WORK TASK
Your answer must consist of every line from the data below that includes the word "активности".

Records contained in a dataset:
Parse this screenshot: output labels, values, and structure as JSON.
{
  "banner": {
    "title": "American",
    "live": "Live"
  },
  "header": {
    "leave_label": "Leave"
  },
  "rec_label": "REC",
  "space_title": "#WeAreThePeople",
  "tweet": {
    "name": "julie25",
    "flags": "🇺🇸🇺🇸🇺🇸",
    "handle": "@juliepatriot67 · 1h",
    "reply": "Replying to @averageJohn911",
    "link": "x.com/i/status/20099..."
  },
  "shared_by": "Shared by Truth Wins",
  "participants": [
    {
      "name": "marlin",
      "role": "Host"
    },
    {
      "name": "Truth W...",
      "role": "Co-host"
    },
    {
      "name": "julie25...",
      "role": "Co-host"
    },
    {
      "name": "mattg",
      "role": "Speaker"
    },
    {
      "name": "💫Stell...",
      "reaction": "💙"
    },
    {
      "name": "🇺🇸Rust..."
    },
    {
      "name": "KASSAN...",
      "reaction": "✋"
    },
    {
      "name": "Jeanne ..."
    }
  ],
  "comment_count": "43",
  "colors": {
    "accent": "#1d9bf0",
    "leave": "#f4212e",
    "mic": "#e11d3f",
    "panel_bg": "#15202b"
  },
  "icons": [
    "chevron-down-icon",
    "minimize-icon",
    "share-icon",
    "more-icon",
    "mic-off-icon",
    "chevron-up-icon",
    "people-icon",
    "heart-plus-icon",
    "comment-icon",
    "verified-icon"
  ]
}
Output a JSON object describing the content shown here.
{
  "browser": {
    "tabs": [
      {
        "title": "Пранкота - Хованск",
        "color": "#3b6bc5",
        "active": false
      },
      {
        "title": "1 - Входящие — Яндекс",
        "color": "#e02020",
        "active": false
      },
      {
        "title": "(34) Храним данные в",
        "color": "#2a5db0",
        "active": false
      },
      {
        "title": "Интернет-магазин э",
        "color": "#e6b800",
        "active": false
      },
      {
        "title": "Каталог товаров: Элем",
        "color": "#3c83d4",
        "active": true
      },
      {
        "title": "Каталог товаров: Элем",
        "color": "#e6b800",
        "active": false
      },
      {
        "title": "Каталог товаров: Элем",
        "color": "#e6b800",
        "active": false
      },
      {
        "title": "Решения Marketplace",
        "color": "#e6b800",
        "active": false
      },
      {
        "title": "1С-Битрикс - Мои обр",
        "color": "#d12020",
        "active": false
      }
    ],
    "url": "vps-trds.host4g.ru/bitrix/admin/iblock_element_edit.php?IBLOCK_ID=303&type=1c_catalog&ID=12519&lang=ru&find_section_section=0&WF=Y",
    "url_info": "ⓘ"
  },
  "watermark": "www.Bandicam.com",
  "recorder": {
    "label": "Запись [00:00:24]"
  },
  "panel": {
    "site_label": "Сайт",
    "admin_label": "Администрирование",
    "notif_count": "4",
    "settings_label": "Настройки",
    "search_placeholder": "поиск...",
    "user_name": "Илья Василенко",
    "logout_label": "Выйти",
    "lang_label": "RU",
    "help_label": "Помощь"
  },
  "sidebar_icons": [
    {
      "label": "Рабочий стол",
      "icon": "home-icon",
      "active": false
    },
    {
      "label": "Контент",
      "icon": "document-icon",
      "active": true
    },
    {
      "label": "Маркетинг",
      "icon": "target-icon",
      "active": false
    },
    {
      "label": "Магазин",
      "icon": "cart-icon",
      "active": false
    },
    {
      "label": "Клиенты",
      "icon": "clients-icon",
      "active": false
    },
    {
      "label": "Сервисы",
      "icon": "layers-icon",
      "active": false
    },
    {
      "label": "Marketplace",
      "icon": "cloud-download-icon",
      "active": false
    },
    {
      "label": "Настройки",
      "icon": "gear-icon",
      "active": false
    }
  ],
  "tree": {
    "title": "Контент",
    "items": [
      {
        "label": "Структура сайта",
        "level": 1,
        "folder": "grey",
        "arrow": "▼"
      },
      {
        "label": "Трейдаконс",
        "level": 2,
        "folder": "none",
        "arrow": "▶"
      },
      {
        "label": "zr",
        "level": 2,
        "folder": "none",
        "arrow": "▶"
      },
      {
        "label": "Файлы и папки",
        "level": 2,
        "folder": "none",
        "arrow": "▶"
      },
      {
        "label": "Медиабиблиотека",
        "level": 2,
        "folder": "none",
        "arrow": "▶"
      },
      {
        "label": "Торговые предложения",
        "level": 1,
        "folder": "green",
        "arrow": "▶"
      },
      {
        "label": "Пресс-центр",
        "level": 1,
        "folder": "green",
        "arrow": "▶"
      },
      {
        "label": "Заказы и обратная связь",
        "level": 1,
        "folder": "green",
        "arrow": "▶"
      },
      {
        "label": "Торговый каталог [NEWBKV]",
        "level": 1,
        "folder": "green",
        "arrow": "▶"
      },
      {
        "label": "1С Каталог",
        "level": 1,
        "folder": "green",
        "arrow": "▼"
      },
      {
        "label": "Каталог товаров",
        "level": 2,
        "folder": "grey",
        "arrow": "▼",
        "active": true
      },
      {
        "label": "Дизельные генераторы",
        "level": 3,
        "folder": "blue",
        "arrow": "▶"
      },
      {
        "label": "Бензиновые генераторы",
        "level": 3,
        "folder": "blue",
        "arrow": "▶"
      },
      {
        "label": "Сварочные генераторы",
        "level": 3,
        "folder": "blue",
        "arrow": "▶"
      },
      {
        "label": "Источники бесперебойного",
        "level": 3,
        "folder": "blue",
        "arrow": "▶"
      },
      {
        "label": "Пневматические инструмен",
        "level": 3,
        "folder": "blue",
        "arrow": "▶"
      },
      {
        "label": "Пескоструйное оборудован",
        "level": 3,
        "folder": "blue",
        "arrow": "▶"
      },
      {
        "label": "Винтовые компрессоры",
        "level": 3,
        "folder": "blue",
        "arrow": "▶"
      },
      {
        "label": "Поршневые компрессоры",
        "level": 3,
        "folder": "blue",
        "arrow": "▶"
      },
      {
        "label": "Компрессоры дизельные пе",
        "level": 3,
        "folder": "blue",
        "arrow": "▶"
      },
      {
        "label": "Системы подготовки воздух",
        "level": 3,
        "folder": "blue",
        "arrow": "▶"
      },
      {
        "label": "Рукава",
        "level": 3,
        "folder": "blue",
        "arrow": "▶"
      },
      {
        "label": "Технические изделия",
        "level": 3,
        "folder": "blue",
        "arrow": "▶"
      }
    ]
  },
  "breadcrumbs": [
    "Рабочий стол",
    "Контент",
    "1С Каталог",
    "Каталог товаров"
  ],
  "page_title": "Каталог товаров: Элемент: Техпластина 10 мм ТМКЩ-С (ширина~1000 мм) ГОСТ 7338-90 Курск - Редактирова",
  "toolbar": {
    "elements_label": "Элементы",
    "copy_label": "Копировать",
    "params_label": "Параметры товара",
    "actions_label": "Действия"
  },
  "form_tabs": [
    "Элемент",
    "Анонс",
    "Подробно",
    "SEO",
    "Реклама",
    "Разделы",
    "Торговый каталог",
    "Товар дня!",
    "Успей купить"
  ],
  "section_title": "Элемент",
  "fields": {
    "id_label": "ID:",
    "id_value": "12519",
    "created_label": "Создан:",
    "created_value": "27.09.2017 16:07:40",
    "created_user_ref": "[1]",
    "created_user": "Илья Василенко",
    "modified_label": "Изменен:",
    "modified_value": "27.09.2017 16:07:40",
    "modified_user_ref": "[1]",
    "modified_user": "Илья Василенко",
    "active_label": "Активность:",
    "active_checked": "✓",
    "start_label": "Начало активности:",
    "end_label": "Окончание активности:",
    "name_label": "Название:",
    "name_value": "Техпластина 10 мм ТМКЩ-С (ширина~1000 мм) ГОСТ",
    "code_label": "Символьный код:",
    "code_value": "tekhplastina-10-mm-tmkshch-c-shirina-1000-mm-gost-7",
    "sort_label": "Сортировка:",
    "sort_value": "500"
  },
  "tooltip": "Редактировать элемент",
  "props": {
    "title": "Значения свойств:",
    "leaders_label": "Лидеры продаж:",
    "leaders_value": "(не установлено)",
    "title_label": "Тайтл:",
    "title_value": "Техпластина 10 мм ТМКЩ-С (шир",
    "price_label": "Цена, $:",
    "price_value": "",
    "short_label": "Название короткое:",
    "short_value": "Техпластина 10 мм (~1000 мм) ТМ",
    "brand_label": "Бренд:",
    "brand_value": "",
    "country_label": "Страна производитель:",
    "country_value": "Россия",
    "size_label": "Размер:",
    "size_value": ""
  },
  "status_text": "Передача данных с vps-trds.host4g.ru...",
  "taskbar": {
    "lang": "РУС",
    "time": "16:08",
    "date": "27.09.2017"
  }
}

SOLUTION TO THIS EXERCISE
    "start_label": "Начало активности:",
    "end_label": "Окончание активности:",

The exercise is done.